Task requirements
Each line that has the string "name" must be copied from the records below.

Exercise materials
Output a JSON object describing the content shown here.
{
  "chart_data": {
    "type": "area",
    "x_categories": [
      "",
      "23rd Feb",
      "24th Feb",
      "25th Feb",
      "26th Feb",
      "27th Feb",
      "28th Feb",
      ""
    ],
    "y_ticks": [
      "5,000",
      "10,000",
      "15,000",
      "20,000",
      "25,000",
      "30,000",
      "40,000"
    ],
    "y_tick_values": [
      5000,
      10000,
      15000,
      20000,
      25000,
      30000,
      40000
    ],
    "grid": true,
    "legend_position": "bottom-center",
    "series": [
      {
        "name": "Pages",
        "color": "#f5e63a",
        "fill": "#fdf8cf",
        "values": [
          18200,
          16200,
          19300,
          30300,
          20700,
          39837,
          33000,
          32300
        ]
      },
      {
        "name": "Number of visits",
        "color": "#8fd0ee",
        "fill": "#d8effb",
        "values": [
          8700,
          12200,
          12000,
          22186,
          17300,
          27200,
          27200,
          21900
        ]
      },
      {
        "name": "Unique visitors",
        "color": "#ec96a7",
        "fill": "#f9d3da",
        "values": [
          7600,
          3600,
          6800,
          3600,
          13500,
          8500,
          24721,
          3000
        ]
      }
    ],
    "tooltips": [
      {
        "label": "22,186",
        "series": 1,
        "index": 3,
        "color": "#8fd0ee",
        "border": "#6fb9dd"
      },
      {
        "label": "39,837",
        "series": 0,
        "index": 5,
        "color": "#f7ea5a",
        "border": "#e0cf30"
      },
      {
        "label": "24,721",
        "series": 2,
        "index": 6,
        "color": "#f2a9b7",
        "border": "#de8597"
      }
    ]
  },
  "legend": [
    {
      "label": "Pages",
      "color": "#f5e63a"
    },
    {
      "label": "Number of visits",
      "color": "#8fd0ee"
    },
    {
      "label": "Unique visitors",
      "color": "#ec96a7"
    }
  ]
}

Response below
        "name": "Pages",
        "name": "Number of visits",
        "name": "Unique visitors",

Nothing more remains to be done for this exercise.